M ost artists strive to evolve and grow in artistic expression as their art matures over the years. Morgan Hill abstract oil painter Sanjay Batra’s artistic expression naturally evolves as he accommodates his ongoing loss of vision due to myopic degeneration. A condition caused by extreme near-sightedness, this regressive malady forces him to relearn techniques and reimagine the world around him as his vision changes year to year. “I choose to call it myopic inspiration,” Batra said, as he deftly prepared coffee in his kitchen. “I always say, ‘that period was back then,’ right? Now I’m moving on to a new period. Not better or worse, just new. I don’t really have a choice.” Beginning as nearsightedness, Batra experienced gradual vision loss, worsening in graduate school in his late twenties. He describes how he now sees as “viewing an impressionistic painting that shakes violently.” Though it isn’t expected that he will completely lose his vision, it is unknown how it will change in the future. Batra was five years old when his family moved from New Delhi to Lincoln, Nebraska in 1967. Not allowed to have action figures as a child, he began drawing comic book art and has drawn ever since. In 1998, he earned his PhD in engineering from the University of Nebraska and went on to work for Motorola Mobility in Chicago. He said working with designers inspired him to take night drawing classes at the School of Art Institute. In 2002, he transitioned to painting when his instructor told him he “draws like a painter.” In 2005, Batra met Kulvinder Arora on a South Asian dating site. Also born in New Delhi, Arora was living in New Jersey where she had lived since her family migrated to American in 1975. They were married in 2006 and adopted GILROY • MORGAN HILL • SAN MARTIN a daughter, Anjali, in 2013. In 2016, they moved to Morgan Hill when Batra accepted a job as the head hard- ware researcher with Google where he leads a team of design engineers.
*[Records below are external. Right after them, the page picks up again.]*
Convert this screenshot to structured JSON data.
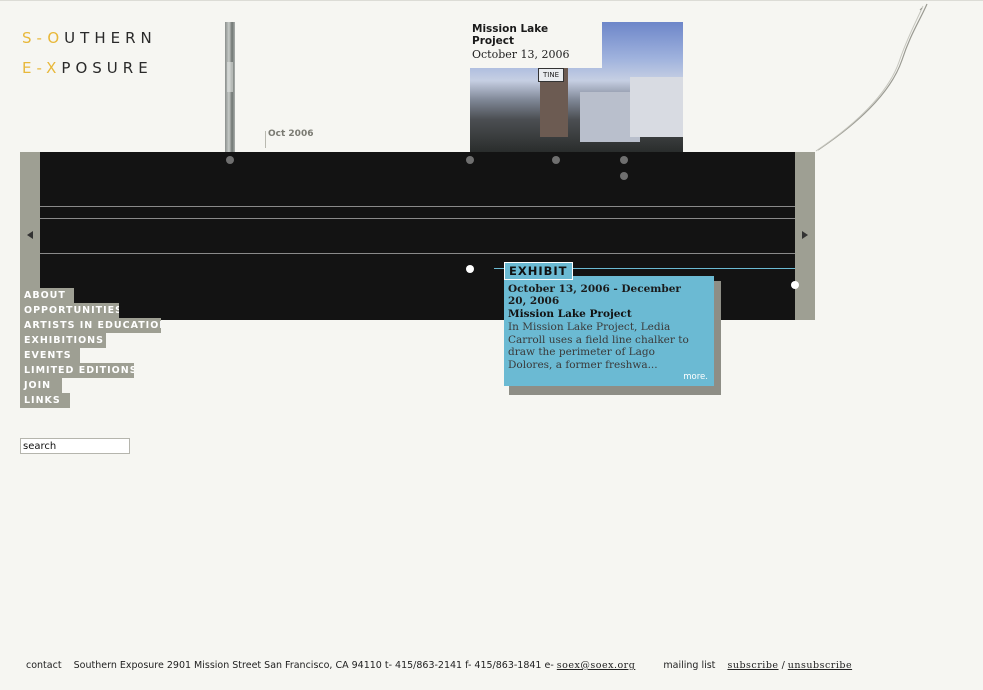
{
  "logo": {
    "line1_mark": "S-O",
    "line1_rest": "UTHERN",
    "line2_mark": "E-X",
    "line2_rest": "POSURE",
    "accent_color": "#e8b83a"
  },
  "timeline": {
    "month_label": "Oct 2006",
    "feature": {
      "title": "Mission Lake Project",
      "date": "October 13, 2006",
      "photo_sign": "TINE"
    },
    "prev_icon": "arrow-left",
    "next_icon": "arrow-right",
    "background": "#131313",
    "highlight_color": "#6bbad3"
  },
  "popup": {
    "tag": "EXHIBIT",
    "date_range": "October 13, 2006 - December 20, 2006",
    "title": "Mission Lake Project",
    "description": "In Mission Lake Project, Ledia Carroll uses a field line chalker to draw the perimeter of Lago Dolores, a former freshwa...",
    "more": "more."
  },
  "nav": {
    "items": [
      {
        "label": "ABOUT"
      },
      {
        "label": "OPPORTUNITIES"
      },
      {
        "label": "ARTISTS IN EDUCATION"
      },
      {
        "label": "EXHIBITIONS"
      },
      {
        "label": "EVENTS"
      },
      {
        "label": "LIMITED EDITIONS"
      },
      {
        "label": "JOIN"
      },
      {
        "label": "LINKS"
      }
    ]
  },
  "search": {
    "value": "search"
  },
  "footer": {
    "contact_label": "contact",
    "address": "Southern Exposure 2901 Mission Street San Francisco, CA 94110 t- 415/863-2141 f- 415/863-1841 e-",
    "email": "soex@soex.org",
    "mailing_label": "mailing list",
    "subscribe": "subscribe",
    "separator": "/",
    "unsubscribe": "unsubscribe"
  }
}
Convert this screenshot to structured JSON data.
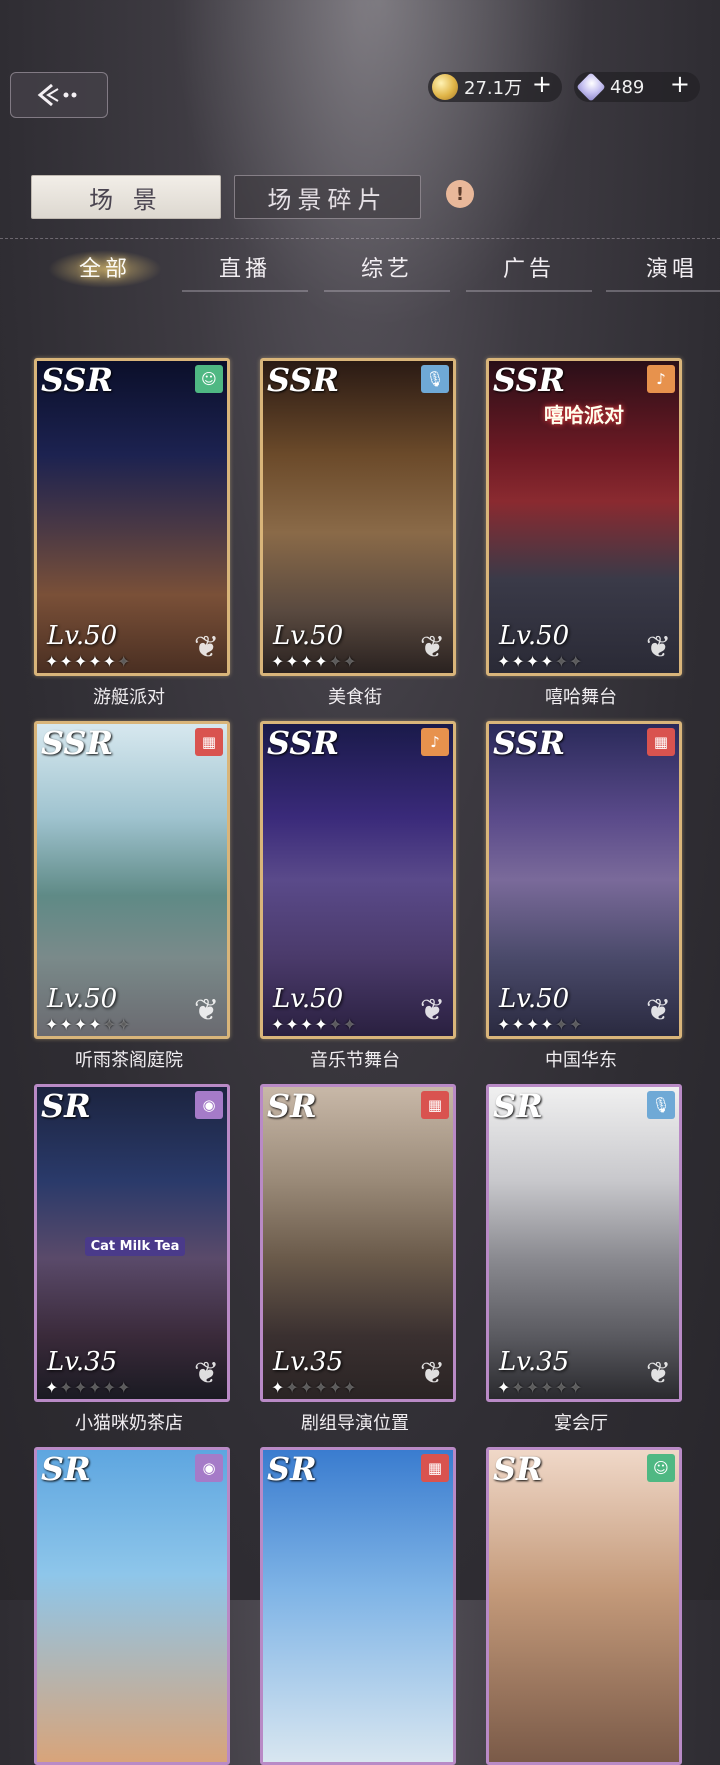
{
  "currency": {
    "gold": "27.1万",
    "diamond": "489",
    "plus": "+"
  },
  "tabs": [
    "场 景",
    "场景碎片"
  ],
  "alert_icon": "!",
  "filters": [
    "全部",
    "直播",
    "综艺",
    "广告",
    "演唱"
  ],
  "cards": [
    {
      "rarity": "SSR",
      "level": "Lv.50",
      "name": "游艇派对",
      "badge": "face-icon",
      "badge_color": "#4fb883",
      "stars": 5
    },
    {
      "rarity": "SSR",
      "level": "Lv.50",
      "name": "美食街",
      "badge": "microphone-icon",
      "badge_color": "#6fa9d6",
      "stars": 4
    },
    {
      "rarity": "SSR",
      "level": "Lv.50",
      "name": "嘻哈舞台",
      "badge": "sing-icon",
      "badge_color": "#e7924d",
      "stars": 4
    },
    {
      "rarity": "SSR",
      "level": "Lv.50",
      "name": "听雨茶阁庭院",
      "badge": "clapper-icon",
      "badge_color": "#d9534f",
      "stars": 4
    },
    {
      "rarity": "SSR",
      "level": "Lv.50",
      "name": "音乐节舞台",
      "badge": "sing-icon",
      "badge_color": "#e7924d",
      "stars": 4
    },
    {
      "rarity": "SSR",
      "level": "Lv.50",
      "name": "中国华东",
      "badge": "clapper-icon",
      "badge_color": "#d9534f",
      "stars": 4
    },
    {
      "rarity": "SR",
      "level": "Lv.35",
      "name": "小猫咪奶茶店",
      "badge": "lens-icon",
      "badge_color": "#a57bc8",
      "stars": 1
    },
    {
      "rarity": "SR",
      "level": "Lv.35",
      "name": "剧组导演位置",
      "badge": "clapper-icon",
      "badge_color": "#d9534f",
      "stars": 1
    },
    {
      "rarity": "SR",
      "level": "Lv.35",
      "name": "宴会厅",
      "badge": "microphone-icon",
      "badge_color": "#6fa9d6",
      "stars": 1
    },
    {
      "rarity": "SR",
      "level": "",
      "name": "",
      "badge": "lens-icon",
      "badge_color": "#a57bc8",
      "stars": 0
    },
    {
      "rarity": "SR",
      "level": "",
      "name": "",
      "badge": "clapper-icon",
      "badge_color": "#d9534f",
      "stars": 0
    },
    {
      "rarity": "SR",
      "level": "",
      "name": "",
      "badge": "face-icon",
      "badge_color": "#4fb883",
      "stars": 0
    }
  ],
  "card_text": {
    "cat_milk_tea_sign": "Cat Milk Tea",
    "hiphop_sign": "嘻哈派对"
  }
}
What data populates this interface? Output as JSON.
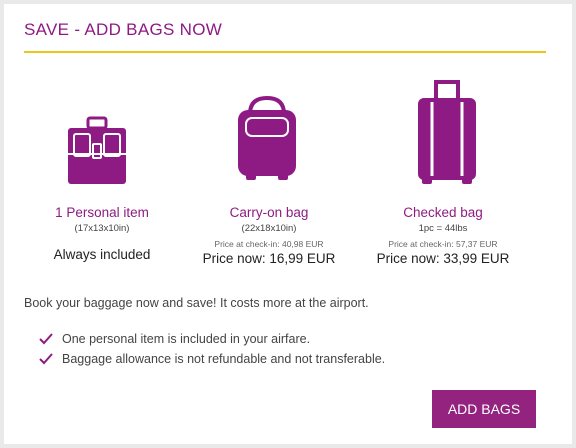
{
  "header": {
    "title": "SAVE - ADD BAGS NOW"
  },
  "colors": {
    "brand": "#8e1b84",
    "accent_rule": "#e8c61b",
    "button": "#93237f"
  },
  "bags": [
    {
      "icon": "personal-item-icon",
      "name": "1 Personal item",
      "dims": "(17x13x10in)",
      "note": "Always included"
    },
    {
      "icon": "carry-on-bag-icon",
      "name": "Carry-on bag",
      "dims": "(22x18x10in)",
      "checkin_price": "Price at check-in: 40,98 EUR",
      "price_now": "Price now: 16,99 EUR"
    },
    {
      "icon": "checked-bag-icon",
      "name": "Checked bag",
      "dims": "1pc = 44lbs",
      "checkin_price": "Price at check-in: 57,37 EUR",
      "price_now": "Price now: 33,99 EUR"
    }
  ],
  "info": {
    "book_text": "Book your baggage now and save! It costs more at the airport.",
    "bullets": [
      "One personal item is included in your airfare.",
      "Baggage allowance is not refundable and not transferable."
    ]
  },
  "actions": {
    "add_bags": "ADD BAGS"
  }
}
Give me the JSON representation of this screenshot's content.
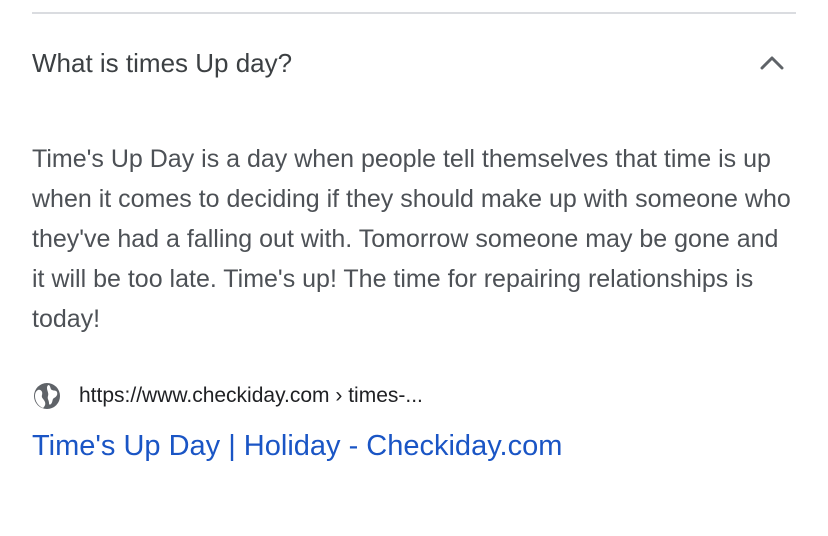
{
  "faq": {
    "question": "What is times Up day?",
    "expanded": true,
    "toggle_icon": "chevron-up-icon",
    "answer": "Time's Up Day is a day when people tell themselves that time is up when it comes to deciding if they should make up with someone who they've had a falling out with. Tomorrow someone may be gone and it will be too late. Time's up! The time for repairing relationships is today!"
  },
  "source": {
    "icon": "globe-icon",
    "url": "https://www.checkiday.com › times-...",
    "link_title": "Time's Up Day | Holiday - Checkiday.com"
  },
  "colors": {
    "divider": "#dadce0",
    "question_text": "#3c4043",
    "answer_text": "#4d5156",
    "url_text": "#202124",
    "link": "#1a55c5",
    "icon": "#5f6368"
  }
}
He lauds Google for its policy of acceptance and inclusion for people with disabilities, not viewing a person’s limitations as a disability, rather embracing them as simply different. A YouTube video, titled “Myopic Inspiration,” was produced for National Disability Week at Google featuring Batra in the process of painting and describing him as a “differently-abled artist”. The video can be viewed online by searching “Sanjay Batra’s Myopic Inspiration.” Painting outside in his back yard for maximum lighting, Batra literally gets his hands in the paint and says he applies his oils with squeegee, pallet knife and, at times, kitchen utensils. He freely applies layer upon layer in thick colorful strokes, capturing a multi-dimensional depth. His shadowy self-portraits eerily appear amidst a fore- ground of bright and colorful shapes and forms. One can see similarities to one of his favorite artists, prolific Dresden-born artist Gerhard Richter, known for painting abstract art over actual photographs. It is with great anticipation we wait to see what the unknown journey of this gifted artist has in store for us. february/march 2019 gmhtoday.com 65